Simon writes about the universal need to understand universal human needs.
The better we understand our fundamental needs, the better we are equipped to live well and positively influence the lives of others. My own understanding of human needs forms the basis of pretty much all my actions as a philosopher, writer, teacher, husband, father, friend, and so on.
In addition to the brief introduction below, I encourage you to read and reflect on my 75-word Theory of Universal Human Needs, and to explore the reading list following the introduction. You may also enjoy two related articles: The Ninth Need and Cinema Unanimity.
An introduction to my human needs theory
I have always been interested in why humans do the things they do. I am fascinated by our wisdom and our stupidity, by our need for society and individuality, and by our innate cohesion and our seemingly intractable conflicts.
Without knowing what a human needs theory was, I spent year after year travelling, observing, and thinking about universal needs — about what connects us all. Then, in March 2004, one of my brothers-in-law was reviewing an early draft of my writing guidebook, Clear, Concise, Compelling, and he pointed out that I had in fact written a human needs theory (without the thesis).
A ‘theory of universal human needs‘ sounds a bit pompous, but it’s an accurate title and the content (at just 75 words) is anything but pompous. And although I drew on the advice of academics (such as Dr Niki Harre from The University of Auckland) and read academic texts, my theory is not a formal academic one. Does that make it less helpful? I don’t think so (and based on countless citations of the theory, it seems many others agree), but you can decide for yourself. And that’s the key to my theory: accessibility — anyone can read it and critique it, which seems to me to be a helpful quality for a theory that attempts to identify and understand universal human needs. It is intended to be everyone’s list of needs.

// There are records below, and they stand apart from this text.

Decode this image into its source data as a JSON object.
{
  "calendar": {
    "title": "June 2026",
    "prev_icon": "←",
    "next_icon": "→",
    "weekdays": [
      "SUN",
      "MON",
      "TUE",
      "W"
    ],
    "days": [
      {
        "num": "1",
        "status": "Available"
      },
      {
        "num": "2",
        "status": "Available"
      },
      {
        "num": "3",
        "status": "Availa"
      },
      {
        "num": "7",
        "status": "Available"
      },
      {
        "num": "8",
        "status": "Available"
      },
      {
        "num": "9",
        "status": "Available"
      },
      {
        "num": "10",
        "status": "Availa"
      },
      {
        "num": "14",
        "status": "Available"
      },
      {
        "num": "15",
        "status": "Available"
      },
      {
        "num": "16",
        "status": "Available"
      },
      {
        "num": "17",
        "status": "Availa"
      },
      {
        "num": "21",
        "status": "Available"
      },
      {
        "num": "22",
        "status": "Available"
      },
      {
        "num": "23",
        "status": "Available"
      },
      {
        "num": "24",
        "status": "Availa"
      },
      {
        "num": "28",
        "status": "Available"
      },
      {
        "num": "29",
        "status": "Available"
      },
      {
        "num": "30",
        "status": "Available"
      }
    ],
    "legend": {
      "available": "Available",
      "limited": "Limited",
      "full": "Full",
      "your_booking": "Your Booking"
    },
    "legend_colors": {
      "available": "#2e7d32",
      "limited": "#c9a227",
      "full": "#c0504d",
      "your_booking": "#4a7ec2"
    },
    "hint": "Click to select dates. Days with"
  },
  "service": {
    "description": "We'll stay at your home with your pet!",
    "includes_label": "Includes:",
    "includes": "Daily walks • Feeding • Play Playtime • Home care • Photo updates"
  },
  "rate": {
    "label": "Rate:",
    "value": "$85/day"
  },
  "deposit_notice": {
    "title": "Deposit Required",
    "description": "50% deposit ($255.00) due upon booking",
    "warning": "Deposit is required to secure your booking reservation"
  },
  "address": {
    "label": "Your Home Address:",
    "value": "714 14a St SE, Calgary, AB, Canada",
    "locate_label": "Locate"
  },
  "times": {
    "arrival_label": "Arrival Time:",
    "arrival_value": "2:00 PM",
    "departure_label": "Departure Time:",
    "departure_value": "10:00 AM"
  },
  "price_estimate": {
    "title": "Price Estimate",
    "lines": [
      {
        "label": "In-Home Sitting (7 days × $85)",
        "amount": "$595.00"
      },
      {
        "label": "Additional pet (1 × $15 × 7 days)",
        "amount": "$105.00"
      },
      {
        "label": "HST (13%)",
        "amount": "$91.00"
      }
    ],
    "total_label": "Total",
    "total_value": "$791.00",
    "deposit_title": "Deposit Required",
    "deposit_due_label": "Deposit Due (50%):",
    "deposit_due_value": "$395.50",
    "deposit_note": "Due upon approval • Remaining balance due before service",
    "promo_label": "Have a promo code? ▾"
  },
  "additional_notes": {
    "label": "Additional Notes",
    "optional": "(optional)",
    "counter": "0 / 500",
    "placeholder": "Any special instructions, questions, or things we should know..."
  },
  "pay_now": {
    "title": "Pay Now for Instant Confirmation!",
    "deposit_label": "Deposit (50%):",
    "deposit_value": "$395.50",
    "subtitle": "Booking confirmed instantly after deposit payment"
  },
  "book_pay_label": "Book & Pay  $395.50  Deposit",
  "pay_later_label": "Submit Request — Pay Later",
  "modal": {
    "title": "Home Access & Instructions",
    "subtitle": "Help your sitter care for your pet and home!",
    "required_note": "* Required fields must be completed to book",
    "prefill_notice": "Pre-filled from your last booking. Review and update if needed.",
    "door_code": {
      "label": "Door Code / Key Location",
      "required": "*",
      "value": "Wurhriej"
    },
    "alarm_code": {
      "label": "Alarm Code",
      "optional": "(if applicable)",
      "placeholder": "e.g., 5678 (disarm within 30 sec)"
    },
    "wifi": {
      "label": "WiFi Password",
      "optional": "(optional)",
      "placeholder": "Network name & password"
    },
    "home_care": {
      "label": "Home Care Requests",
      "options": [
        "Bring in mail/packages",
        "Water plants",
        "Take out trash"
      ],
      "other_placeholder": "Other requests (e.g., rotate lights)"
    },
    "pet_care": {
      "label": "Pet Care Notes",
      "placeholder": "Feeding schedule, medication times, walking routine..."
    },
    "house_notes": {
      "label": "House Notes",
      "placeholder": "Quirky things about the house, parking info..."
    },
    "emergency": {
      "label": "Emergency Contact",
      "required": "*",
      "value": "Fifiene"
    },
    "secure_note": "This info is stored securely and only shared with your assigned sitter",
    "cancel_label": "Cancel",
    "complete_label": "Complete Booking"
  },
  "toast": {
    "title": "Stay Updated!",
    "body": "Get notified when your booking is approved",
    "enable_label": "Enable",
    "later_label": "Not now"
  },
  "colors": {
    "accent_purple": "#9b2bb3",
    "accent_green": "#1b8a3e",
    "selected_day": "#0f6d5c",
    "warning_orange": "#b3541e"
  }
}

So my approach relies on brevity and natural philosophy (observation, contemplation, logic), and my simple hope is that the theory proves useful. I have, in any case, put a peg in the ground.
Further reading on human needs
Surprisingly, it seems very few humans have attempted to define our common needs. We seem to know much more about what it takes to run a car smoothly, for example, than what it takes for the driver of that car to live his or her life smoothly. Only a handful of theories relating to human needs have ever been published. Here is a list of four I recommend you explore.
- 1940s: Abraham Maslow’s Hierarchy of Human Needs
Maslow is the author of the well-known human needs pyramid. Perhaps the most striking difference between our theories, highlighted visually in his pyramid and my nautilus diagram, is the contrast between Maslow’s self-actualization need and my eighth need (to help others). Whilst these needs are both our pinnacle needs (which can only be achieved when the other needs are satisfied), I see helping others as our primary motivator whereas Maslow saw (originally, at least) self-actualization as a need that only the few (the elite) attempt to satisfy.
- 1960s: David McClelland’s Acquired Needs Theory
McClelland proposes three types of innate motivation that significantly influence our behaviour.
- 1960s: Clayton Alderfer’s ERG Theory
Maslow’s theory well reworked into three interrelated needs: existence, relatedness, and growth.
- 1980s: Manfred Max-Neef’s Fundamental Needs Matrix
Max-Neef distinguishes 9 needs from a multitude of satisfiers which he grouped into 4 categories (qualities, things, actions, and settings).
If, like me, you are also interested in conflict resolution, I also recommend you read John W. Burton’s article on human needs and conflict resolution. Burton argues that if it is unsatisfied needs that cause conflict, rather than innate aggression, then to resolve conflict we must direct our efforts at helping all the parties in conflict meet their human needs. A key reason I published my human needs theory is to provide a simple checklist for those immersed in conflict — or in trying to resolve conflict — to help identify the conditions for resolution.